One of the pleasant vestiges of 1980 is the Paperwork Reduction Act, a law intended to curb the excesses of federal regulatory agencies by mandating independent review of all new regulations which impose paperwork burdens on the public.  The idea was that agencies must quantify and justify such burdens before imposing them on regulated industries or the public.  The Office of Management and Budget (OMB) was appointed to be the final checkpoint on the regulatory assembly line to ensure that agencies were not overstepping.  This, of course, was in the era when "big gov’ment" was Public Enemy #1, and "paperwork" was a dirty word. 

There’s obviously been some slippage since 1980 as the FCC has imposed burden after burden on the telecom industries, many of which involve considerable expense and reams of paperwork in the form of periodic reports or record-keeping.  The vast majority of these regs have been rubber-stamped with OMB approval.   (Ironically, the process actually increases the amount of paperwork generated by an agency as part of its justification of the paperwork it is imposing on others.)

That’s why it was satisfying last week to see OMB manfully exercise a rare veto over an FCC rule.

Specifically, the FCC had adopted rules which imposed an obligation on the largest cellular carriers to maintain eight hours of emergency battery back-up at cell sites. (This was a knee-jerk reaction to difficulties encountered during Hurricane Katrina when many cell sites lost electrical power and could not operate for hours or days.)  The rule elicited howls of protest from the affected carriers who challenged the procedures used by the FCC in adopting the rules as well as the enormity of the burden which had rather casually been imposed.

The tenuousness of the FCC position was first confirmed when the reviewing court of appeals granted a stay of the rules — an indication that it considered the appeal to have substantial merit. When it came time for oral argument, the Court suddenly became interested in the Paperwork Reduction Act. Since OMB had not yet signed off on the rules, the court decided that the case was not yet ripe for action.   If OMB ultimately rejected the rules, the Court reasoned, the Court would have wasted its time reviewing the substance of the rules — and courts never decide cases if they don’t have to. The case was therefore remanded to the FCC to await OMB action.  

It turns out that the Court’s reticence was well-founded. OMB did reject the rules as being unjustifiably burdensome. While an agency can contest the OMB’s determination, the FCC has decided not to do so. The rules are therefore ineffective unless and until the FCC revises them and justifies whatever burden is then created.  The FCC has now announced that it is throwing in the towel and going back to the drawing board on these rules, so the world is temporarily safe from battery back-up requirements.

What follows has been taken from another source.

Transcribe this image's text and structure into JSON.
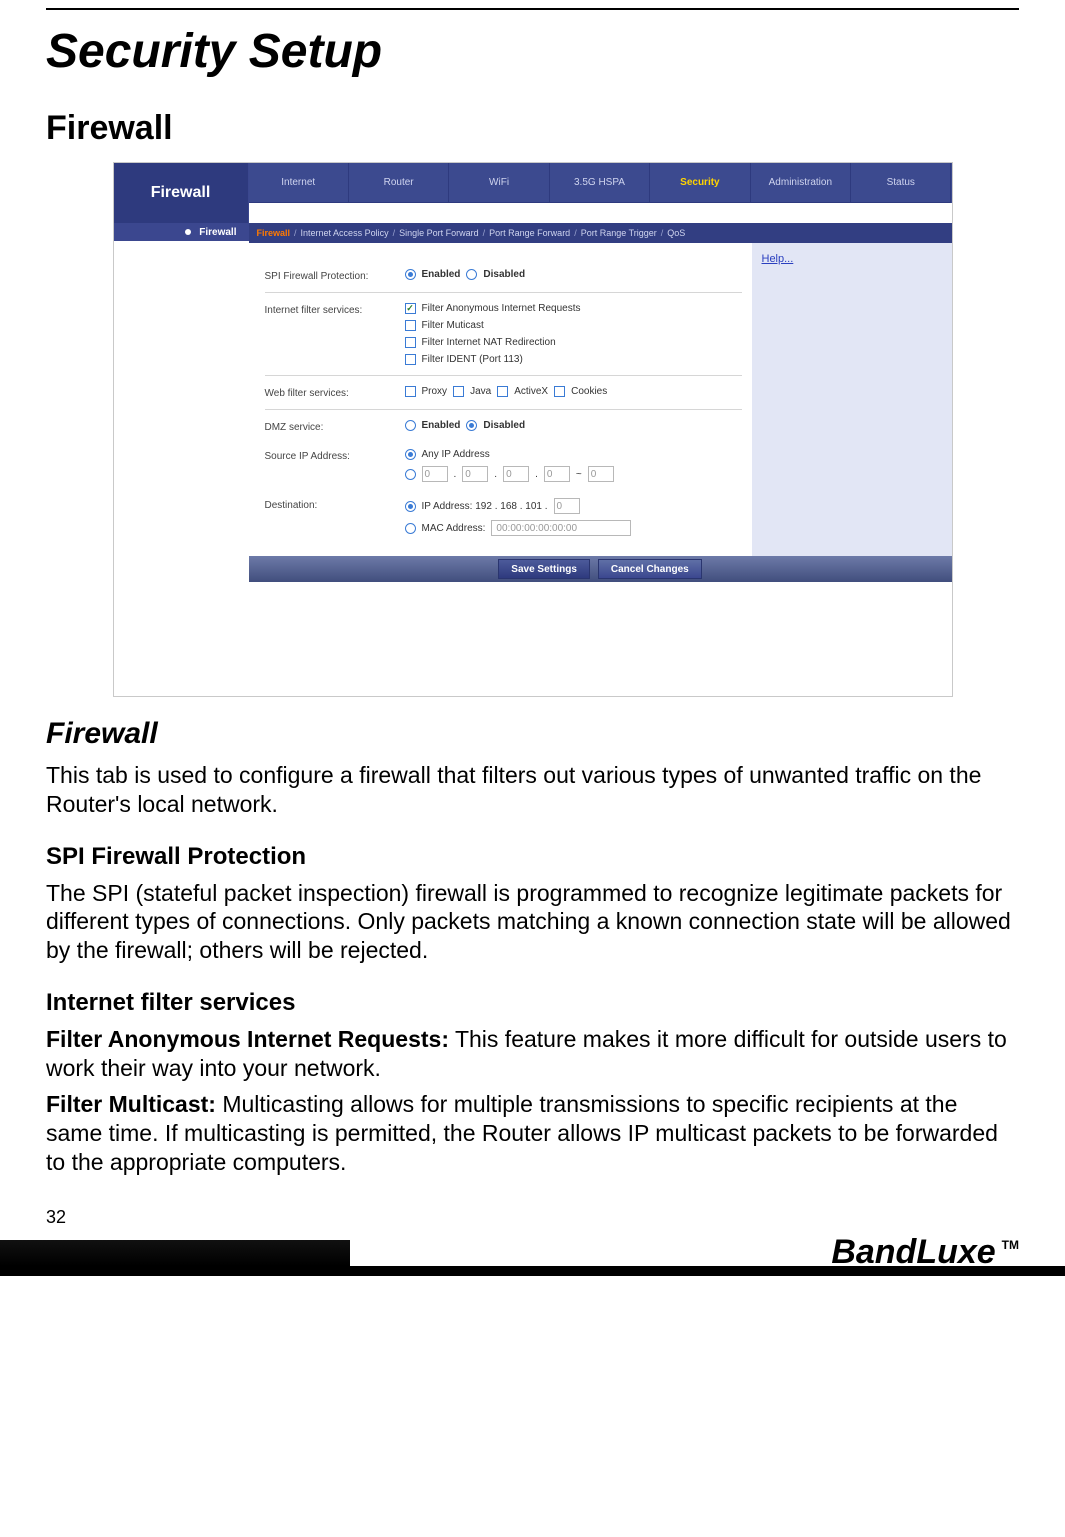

The larger lesson here, though, is that the Paperwork Reduction Act remains a viable, if little used, salient in the public’s thin defenses against the onslaught of federal regulation. This decision may invigorate the industry to aggressively challenge FCC regulations at the OMB level with the hope that somebody over there is now actually listening.